King Faisal Hospital’s Board Chairman, Dr. Innocent Nyaruhirira, has said the hospital was encouraging the employment of nurses from other countries as a way of boosting its capacity.
“We did not just go for Kenyan nurses because we wanted to. We needed quality nurses who have expertise in many fields, to improve the hospital standards,” Dr Nyaruhirira told The New Times.
He added that Rwanda has no centre that gives nurses the same expertise.
“Kigali Health Institute trains nurses but these nurses need specialisation in some fields. That is the reason we went for the Kenyans,” he explains.
The Director of Continuing Quality, Claire Karibika, said that the hospital is dealing with specialisation, and is seeking the accreditation of the Council for Health Service Accreditation of Southern Africa (COHSASA).
She added that by the end of next year, the hospital will undergo evaluation in order to join the body that will make KFH meet international standards.
“Yes, if you want good quality, you pay for it. We wanted competent nurses,” Karibika emphasised.
Since 1998, KFH has been providing a high level of general medical care.
One of the hospital’s prime objectives is to reduce the need for Rwandans to travel abroad for medical care.
“Look, we have to be humble and accept those with expertise since. We are in the East African community. We employed 32 Kenyan nurses and sent 30 Rwandan nurses for specialisation,” Agnes Uwayezu, the director of nurses said.

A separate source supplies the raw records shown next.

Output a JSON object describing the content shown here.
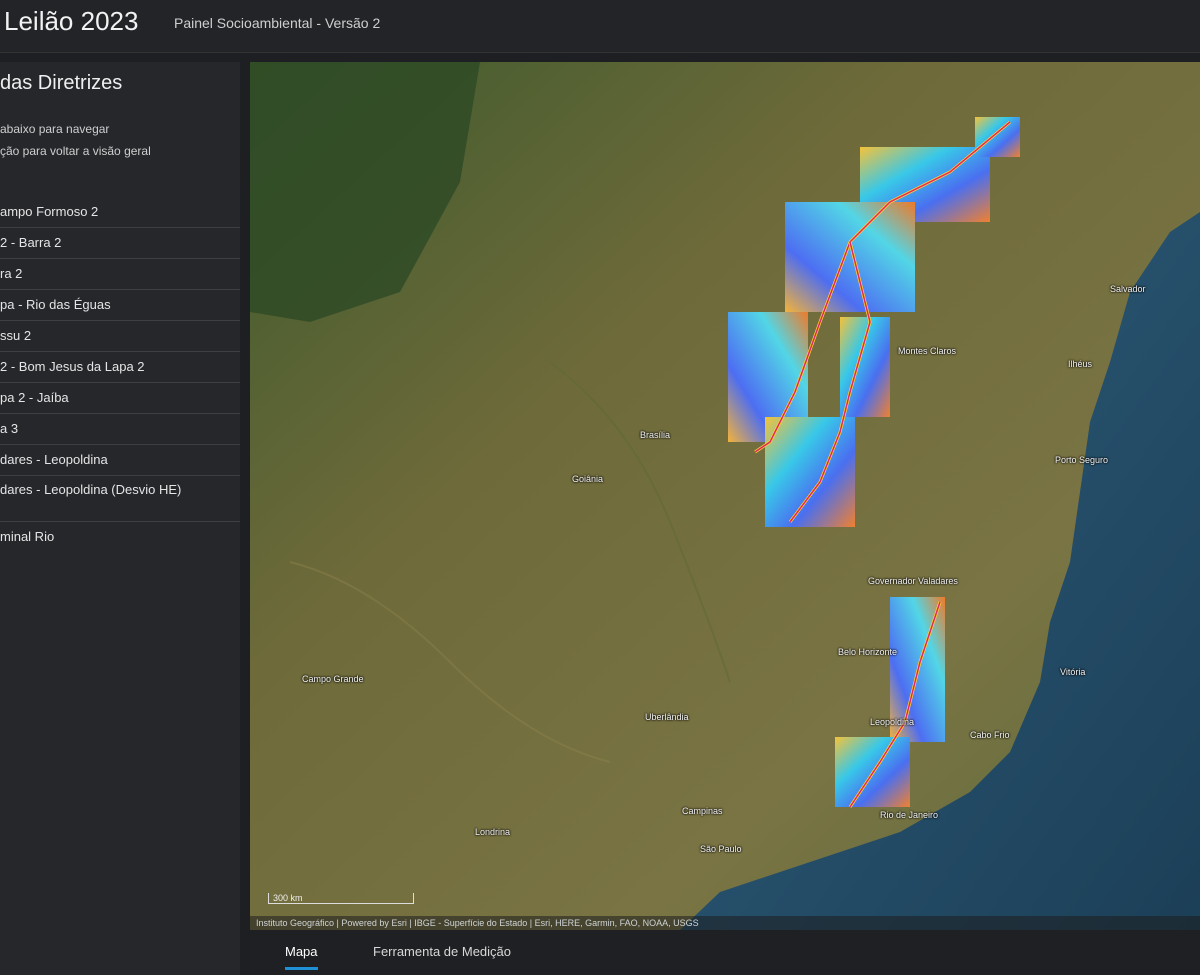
{
  "header": {
    "title": "Leilão 2023",
    "subtitle": "Painel Socioambiental - Versão 2"
  },
  "sidebar": {
    "title": "das Diretrizes",
    "hint_line1": "abaixo para navegar",
    "hint_line2": "ção para voltar a visão geral",
    "items": [
      {
        "label": "ampo Formoso 2"
      },
      {
        "label": "2 - Barra 2"
      },
      {
        "label": "ra 2"
      },
      {
        "label": "pa - Rio das Éguas"
      },
      {
        "label": "ssu 2"
      },
      {
        "label": "2 - Bom Jesus da Lapa 2"
      },
      {
        "label": "pa 2 - Jaíba"
      },
      {
        "label": "a 3"
      },
      {
        "label": "dares - Leopoldina"
      },
      {
        "label": "dares - Leopoldina (Desvio HE)"
      },
      {
        "label": "minal Rio"
      }
    ]
  },
  "map": {
    "attribution": "Instituto Geográfico | Powered by Esri | IBGE - Superfície do Estado | Esri, HERE, Garmin, FAO, NOAA, USGS",
    "scale_label": "300 km",
    "labels": [
      {
        "text": "Salvador"
      },
      {
        "text": "Brasília"
      },
      {
        "text": "Goiânia"
      },
      {
        "text": "Belo Horizonte"
      },
      {
        "text": "Rio de Janeiro"
      },
      {
        "text": "Campinas"
      },
      {
        "text": "São Paulo"
      },
      {
        "text": "Vitória"
      },
      {
        "text": "Campo Grande"
      },
      {
        "text": "Londrina"
      },
      {
        "text": "Montes Claros"
      },
      {
        "text": "Governador Valadares"
      },
      {
        "text": "Uberlândia"
      },
      {
        "text": "Porto Seguro"
      },
      {
        "text": "Leopoldina"
      },
      {
        "text": "Ilhéus"
      },
      {
        "text": "Cabo Frio"
      }
    ]
  },
  "tabs": [
    {
      "label": "Mapa"
    },
    {
      "label": "Ferramenta de Medição"
    }
  ]
}
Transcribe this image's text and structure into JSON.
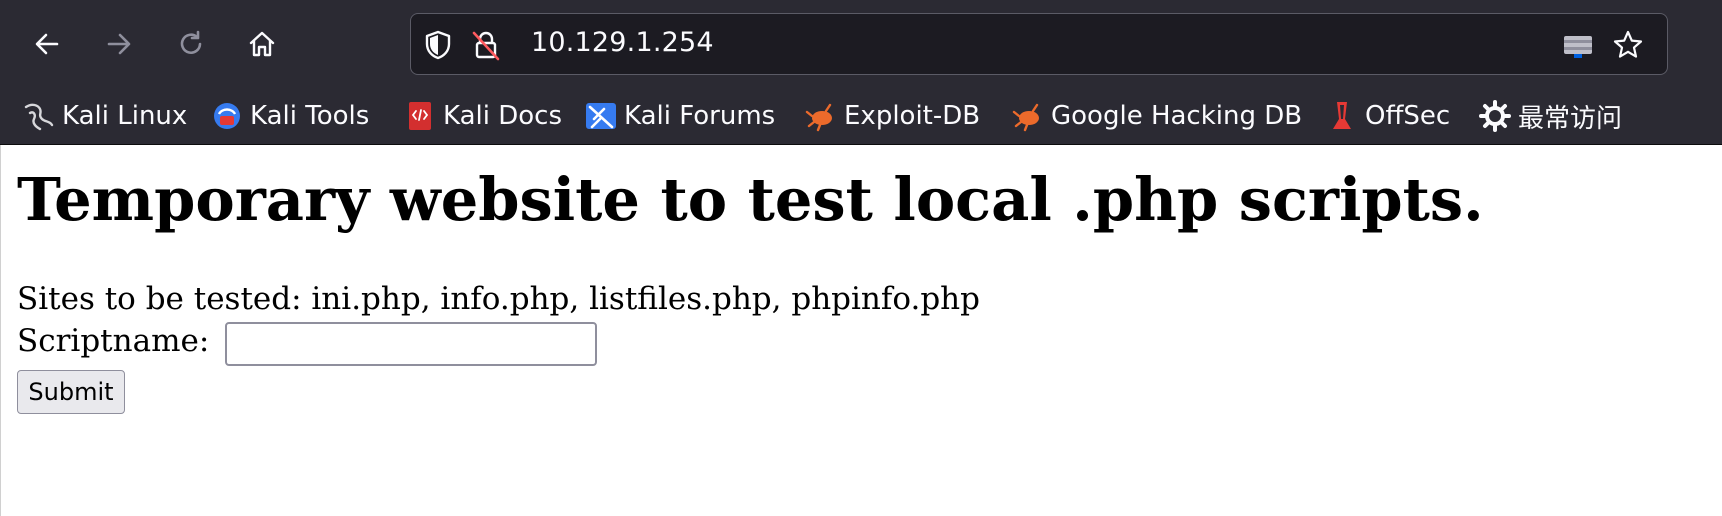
{
  "browser": {
    "url": "10.129.1.254",
    "bookmarks": [
      {
        "label": "Kali Linux",
        "icon": "kali-dragon-icon"
      },
      {
        "label": "Kali Tools",
        "icon": "kali-tools-icon"
      },
      {
        "label": "Kali Docs",
        "icon": "kali-docs-icon"
      },
      {
        "label": "Kali Forums",
        "icon": "kali-forums-icon"
      },
      {
        "label": "Exploit-DB",
        "icon": "exploit-db-icon"
      },
      {
        "label": "Google Hacking DB",
        "icon": "ghdb-icon"
      },
      {
        "label": "OffSec",
        "icon": "offsec-icon"
      },
      {
        "label": "最常访问",
        "icon": "gear-icon"
      }
    ],
    "colors": {
      "toolbar": "#2b2a33",
      "urlbar": "#1c1b22",
      "text": "#fbfbfe"
    }
  },
  "page": {
    "heading": "Temporary website to test local .php scripts.",
    "sites_line": "Sites to be tested: ini.php, info.php, listfiles.php, phpinfo.php",
    "scriptname_label": "Scriptname:",
    "scriptname_value": "",
    "submit_label": "Submit"
  }
}
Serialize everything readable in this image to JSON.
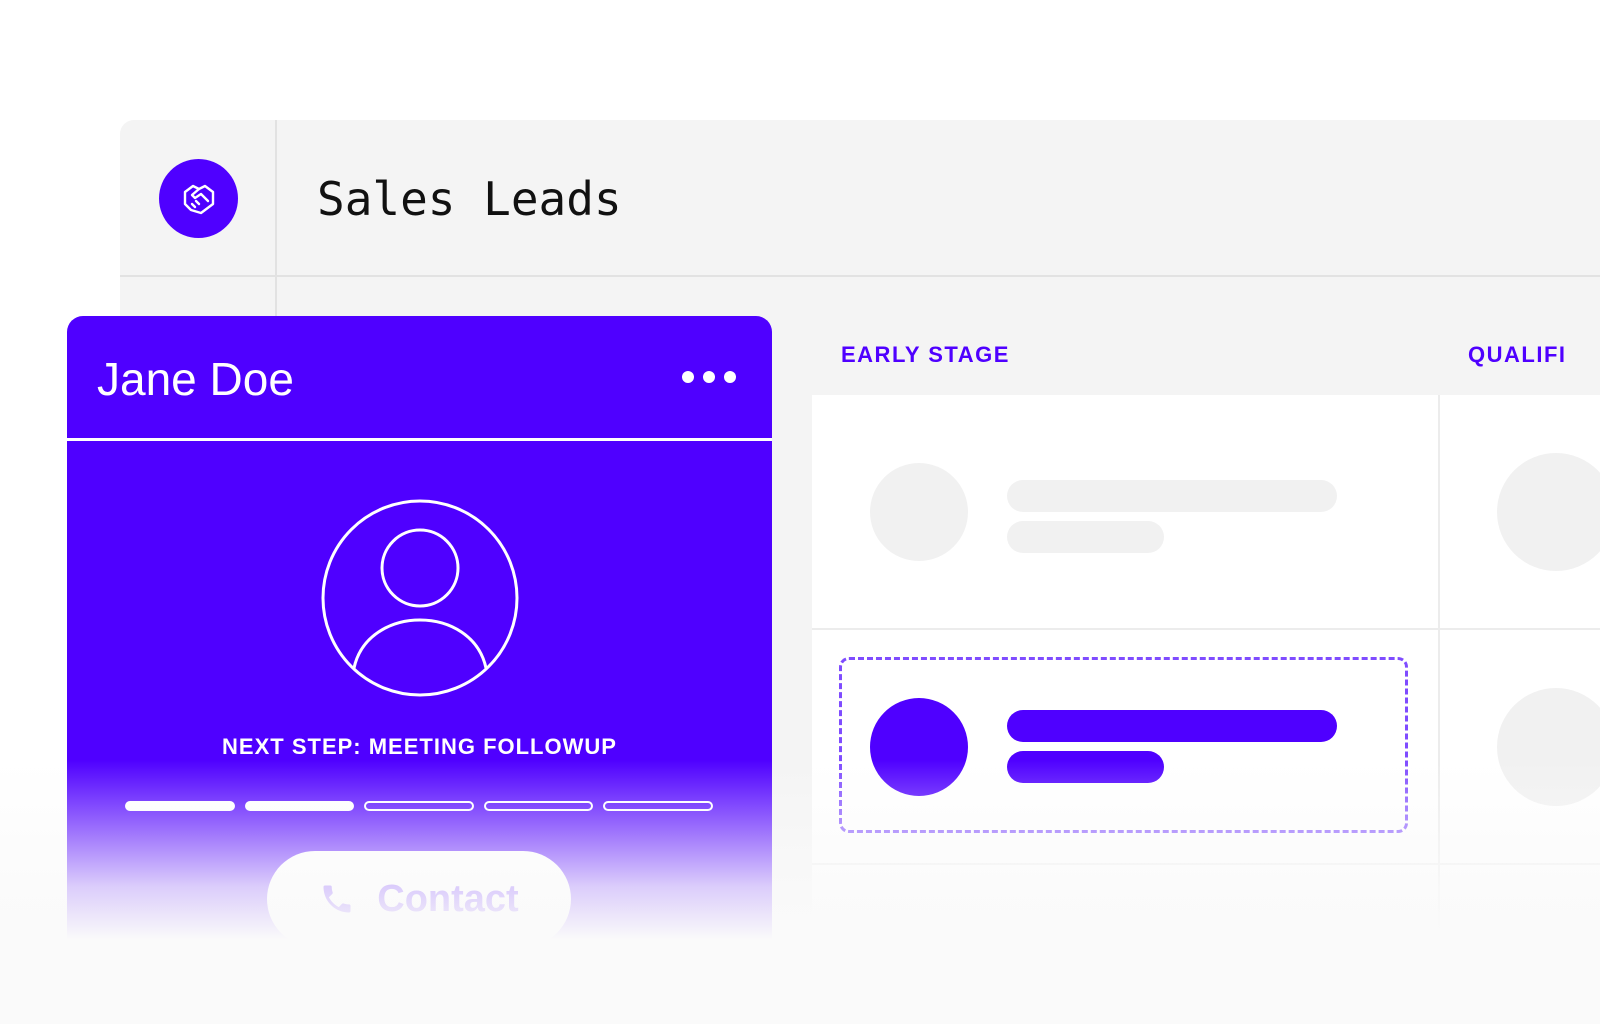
{
  "app": {
    "title": "Sales Leads",
    "logo_icon": "handshake-icon",
    "accent_color": "#4f00ff"
  },
  "board": {
    "columns": [
      {
        "label": "EARLY STAGE"
      },
      {
        "label": "QUALIFI"
      }
    ]
  },
  "lead_card": {
    "name": "Jane Doe",
    "menu_icon": "more-horizontal-icon",
    "avatar_icon": "user-avatar-icon",
    "next_step": "NEXT STEP: MEETING FOLLOWUP",
    "progress": {
      "completed_steps": 2,
      "total_steps": 5
    },
    "contact_button": {
      "label": "Contact",
      "icon": "phone-icon"
    }
  }
}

King Faisal hospital was constructed in 1991 with support from the Saudi Fund for Development.
It originally served as a polyclinic and later as a general hospital due to lack of medical specialists.